## STUDY MATERIAL:
= Beginning of Section =

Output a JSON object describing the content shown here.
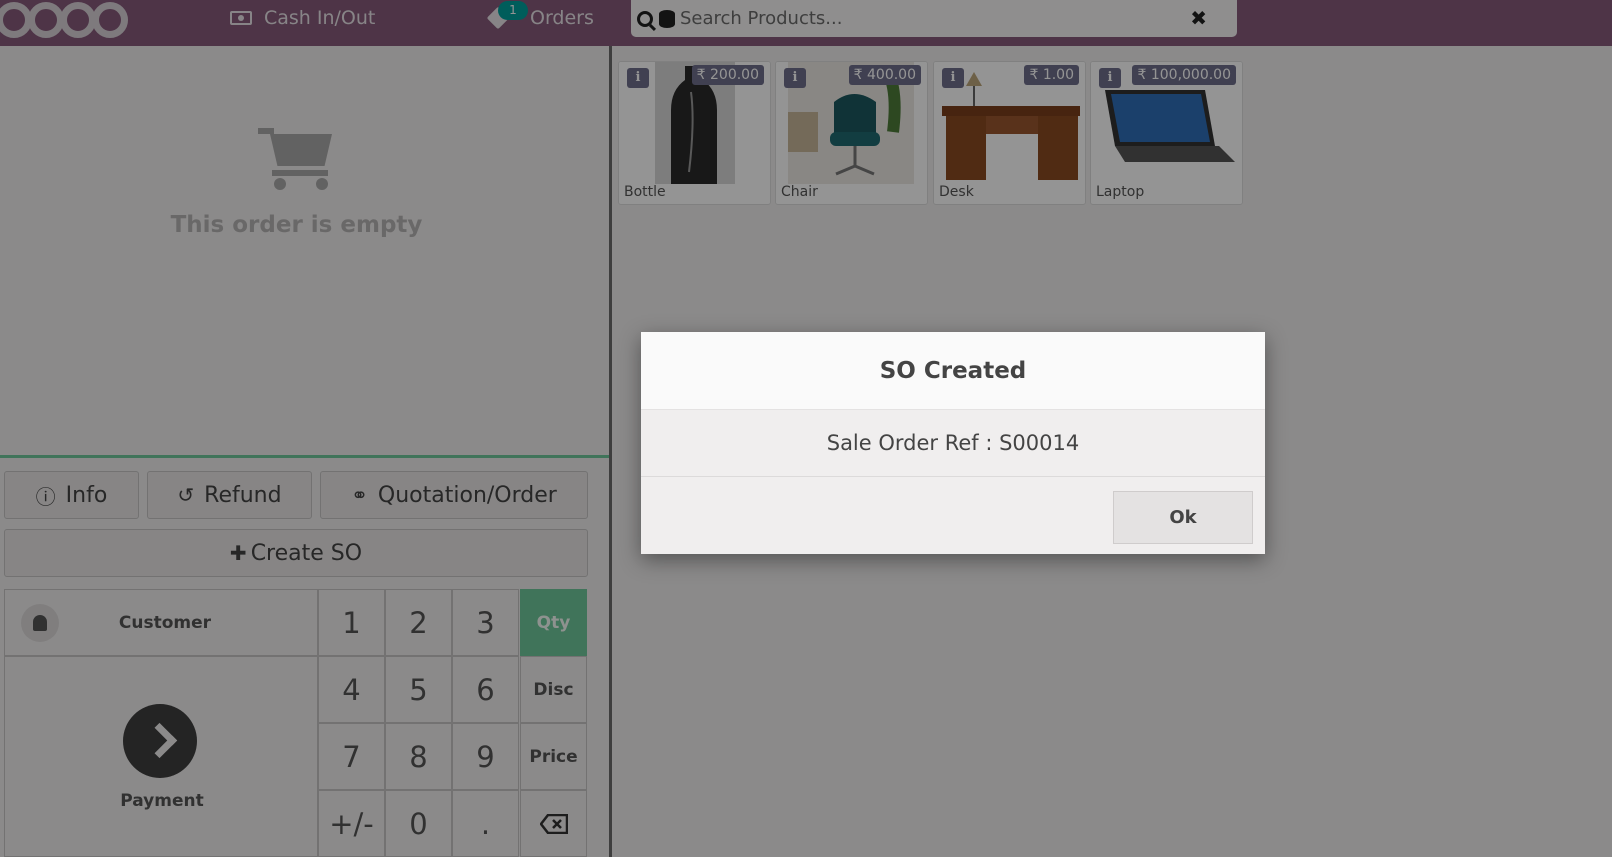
{
  "topbar": {
    "cash_label": "Cash In/Out",
    "orders_label": "Orders",
    "orders_badge": "1",
    "search_placeholder": "Search Products..."
  },
  "order": {
    "empty_text": "This order is empty"
  },
  "controls": {
    "info_label": "Info",
    "refund_label": "Refund",
    "quotation_label": "Quotation/Order",
    "create_so_label": "Create SO"
  },
  "numpad": {
    "customer_label": "Customer",
    "payment_label": "Payment",
    "keys": [
      "1",
      "2",
      "3",
      "Qty",
      "4",
      "5",
      "6",
      "Disc",
      "7",
      "8",
      "9",
      "Price",
      "+/-",
      "0",
      "."
    ],
    "active_mode": "Qty"
  },
  "products": [
    {
      "name": "Bottle",
      "price": "₹ 200.00"
    },
    {
      "name": "Chair",
      "price": "₹ 400.00"
    },
    {
      "name": "Desk",
      "price": "₹ 1.00"
    },
    {
      "name": "Laptop",
      "price": "₹ 100,000.00"
    }
  ],
  "modal": {
    "title": "SO Created",
    "message": "Sale Order Ref : S00014",
    "ok_label": "Ok"
  },
  "colors": {
    "brand": "#875a7b",
    "accent_green": "#6ec89b",
    "badge": "#00a09d"
  }
}
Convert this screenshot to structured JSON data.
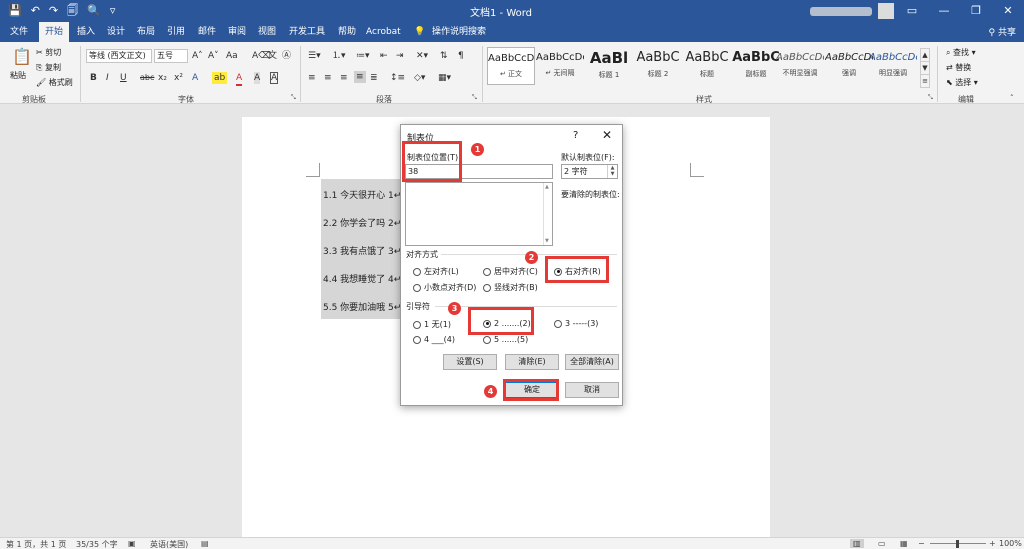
{
  "window": {
    "title": "文档1 - Word",
    "quick_access": [
      "💾",
      "↶",
      "↷",
      "🗐",
      "🔍",
      "▿"
    ]
  },
  "ribbon_tabs": [
    "文件",
    "开始",
    "插入",
    "设计",
    "布局",
    "引用",
    "邮件",
    "审阅",
    "视图",
    "开发工具",
    "帮助",
    "Acrobat"
  ],
  "active_tab": "开始",
  "tell_me": "操作说明搜索",
  "share": "共享",
  "clipboard": {
    "paste": "粘贴",
    "cut": "剪切",
    "copy": "复制",
    "format_painter": "格式刷",
    "group": "剪贴板"
  },
  "font": {
    "name": "等线 (西文正文)",
    "size": "五号",
    "group": "字体",
    "buttons": [
      "B",
      "I",
      "U",
      "abc",
      "x₂",
      "x²"
    ]
  },
  "paragraph": {
    "group": "段落"
  },
  "styles": {
    "group": "样式",
    "items": [
      {
        "preview": "AaBbCcDc",
        "name": "↵ 正文",
        "selected": true
      },
      {
        "preview": "AaBbCcDc",
        "name": "↵ 无间隔"
      },
      {
        "preview": "AaBl",
        "name": "标题 1"
      },
      {
        "preview": "AaBbC",
        "name": "标题 2"
      },
      {
        "preview": "AaBbC",
        "name": "标题"
      },
      {
        "preview": "AaBbC",
        "name": "副标题"
      },
      {
        "preview": "AaBbCcDc",
        "name": "不明显强调"
      },
      {
        "preview": "AaBbCcDc",
        "name": "强调"
      },
      {
        "preview": "AaBbCcDc",
        "name": "明显强调"
      }
    ]
  },
  "editing": {
    "find": "查找",
    "replace": "替换",
    "select": "选择",
    "group": "编辑"
  },
  "document": {
    "lines": [
      "1.1 今天很开心 1↵",
      "2.2 你学会了吗 2↵",
      "3.3 我有点饿了 3↵",
      "4.4 我想睡觉了 4↵",
      "5.5 你要加油哦 5↵"
    ]
  },
  "dialog": {
    "title": "制表位",
    "help": "?",
    "close": "✕",
    "tab_position_label": "制表位位置(T):",
    "tab_position_value": "38",
    "default_tab_label": "默认制表位(F):",
    "default_tab_value": "2 字符",
    "to_clear_label": "要清除的制表位:",
    "alignment_label": "对齐方式",
    "alignment_options": [
      {
        "label": "左对齐(L)",
        "selected": false
      },
      {
        "label": "居中对齐(C)",
        "selected": false
      },
      {
        "label": "右对齐(R)",
        "selected": true
      },
      {
        "label": "小数点对齐(D)",
        "selected": false
      },
      {
        "label": "竖线对齐(B)",
        "selected": false
      }
    ],
    "leader_label": "引导符",
    "leader_options": [
      {
        "label": "1 无(1)",
        "selected": false
      },
      {
        "label": "2 .......(2)",
        "selected": true
      },
      {
        "label": "3 -----(3)",
        "selected": false
      },
      {
        "label": "4 ___(4)",
        "selected": false
      },
      {
        "label": "5 ......(5)",
        "selected": false
      }
    ],
    "set_button": "设置(S)",
    "clear_button": "清除(E)",
    "clear_all_button": "全部清除(A)",
    "ok_button": "确定",
    "cancel_button": "取消"
  },
  "annotations": [
    "1",
    "2",
    "3",
    "4"
  ],
  "status": {
    "page": "第 1 页，共 1 页",
    "words": "35/35 个字",
    "language": "英语(美国)",
    "zoom": "100%",
    "zoom_minus": "−",
    "zoom_plus": "+"
  },
  "colors": {
    "word_blue": "#2b579a",
    "annotation_red": "#e53935",
    "ribbon_bg": "#f3f3f3"
  }
}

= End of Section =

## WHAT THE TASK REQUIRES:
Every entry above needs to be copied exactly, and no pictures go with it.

## ANSWER:
Output a JSON object describing the content shown here.
{
  "topbar": {
    "cash_label": "Cash In/Out",
    "orders_label": "Orders",
    "orders_badge": "1",
    "search_placeholder": "Search Products..."
  },
  "order": {
    "empty_text": "This order is empty"
  },
  "controls": {
    "info_label": "Info",
    "refund_label": "Refund",
    "quotation_label": "Quotation/Order",
    "create_so_label": "Create SO"
  },
  "numpad": {
    "customer_label": "Customer",
    "payment_label": "Payment",
    "keys": [
      "1",
      "2",
      "3",
      "Qty",
      "4",
      "5",
      "6",
      "Disc",
      "7",
      "8",
      "9",
      "Price",
      "+/-",
      "0",
      "."
    ],
    "active_mode": "Qty"
  },
  "products": [
    {
      "name": "Bottle",
      "price": "₹ 200.00"
    },
    {
      "name": "Chair",
      "price": "₹ 400.00"
    },
    {
      "name": "Desk",
      "price": "₹ 1.00"
    },
    {
      "name": "Laptop",
      "price": "₹ 100,000.00"
    }
  ],
  "modal": {
    "title": "SO Created",
    "message": "Sale Order Ref : S00014",
    "ok_label": "Ok"
  },
  "colors": {
    "brand": "#875a7b",
    "accent_green": "#6ec89b",
    "badge": "#00a09d"
  }
}
Convert this screenshot to structured JSON data.
{
  "window": {
    "title": "文档1 - Word",
    "quick_access": [
      "💾",
      "↶",
      "↷",
      "🗐",
      "🔍",
      "▿"
    ]
  },
  "ribbon_tabs": [
    "文件",
    "开始",
    "插入",
    "设计",
    "布局",
    "引用",
    "邮件",
    "审阅",
    "视图",
    "开发工具",
    "帮助",
    "Acrobat"
  ],
  "active_tab": "开始",
  "tell_me": "操作说明搜索",
  "share": "共享",
  "clipboard": {
    "paste": "粘贴",
    "cut": "剪切",
    "copy": "复制",
    "format_painter": "格式刷",
    "group": "剪贴板"
  },
  "font": {
    "name": "等线 (西文正文)",
    "size": "五号",
    "group": "字体",
    "buttons": [
      "B",
      "I",
      "U",
      "abc",
      "x₂",
      "x²"
    ]
  },
  "paragraph": {
    "group": "段落"
  },
  "styles": {
    "group": "样式",
    "items": [
      {
        "preview": "AaBbCcDc",
        "name": "↵ 正文",
        "selected": true
      },
      {
        "preview": "AaBbCcDc",
        "name": "↵ 无间隔"
      },
      {
        "preview": "AaBl",
        "name": "标题 1"
      },
      {
        "preview": "AaBbC",
        "name": "标题 2"
      },
      {
        "preview": "AaBbC",
        "name": "标题"
      },
      {
        "preview": "AaBbC",
        "name": "副标题"
      },
      {
        "preview": "AaBbCcDc",
        "name": "不明显强调"
      },
      {
        "preview": "AaBbCcDc",
        "name": "强调"
      },
      {
        "preview": "AaBbCcDc",
        "name": "明显强调"
      }
    ]
  },
  "editing": {
    "find": "查找",
    "replace": "替换",
    "select": "选择",
    "group": "编辑"
  },
  "document": {
    "lines": [
      "1.1 今天很开心 1↵",
      "2.2 你学会了吗 2↵",
      "3.3 我有点饿了 3↵",
      "4.4 我想睡觉了 4↵",
      "5.5 你要加油哦 5↵"
    ]
  },
  "dialog": {
    "title": "制表位",
    "help": "?",
    "close": "✕",
    "tab_position_label": "制表位位置(T):",
    "tab_position_value": "38",
    "default_tab_label": "默认制表位(F):",
    "default_tab_value": "2 字符",
    "to_clear_label": "要清除的制表位:",
    "alignment_label": "对齐方式",
    "alignment_options": [
      {
        "label": "左对齐(L)",
        "selected": false
      },
      {
        "label": "居中对齐(C)",
        "selected": false
      },
      {
        "label": "右对齐(R)",
        "selected": true
      },
      {
        "label": "小数点对齐(D)",
        "selected": false
      },
      {
        "label": "竖线对齐(B)",
        "selected": false
      }
    ],
    "leader_label": "引导符",
    "leader_options": [
      {
        "label": "1 无(1)",
        "selected": false
      },
      {
        "label": "2 .......(2)",
        "selected": true
      },
      {
        "label": "3 -----(3)",
        "selected": false
      },
      {
        "label": "4 ___(4)",
        "selected": false
      },
      {
        "label": "5 ......(5)",
        "selected": false
      }
    ],
    "set_button": "设置(S)",
    "clear_button": "清除(E)",
    "clear_all_button": "全部清除(A)",
    "ok_button": "确定",
    "cancel_button": "取消"
  },
  "annotations": [
    "1",
    "2",
    "3",
    "4"
  ],
  "status": {
    "page": "第 1 页，共 1 页",
    "words": "35/35 个字",
    "language": "英语(美国)",
    "zoom": "100%",
    "zoom_minus": "−",
    "zoom_plus": "+"
  },
  "colors": {
    "word_blue": "#2b579a",
    "annotation_red": "#e53935",
    "ribbon_bg": "#f3f3f3"
  }
}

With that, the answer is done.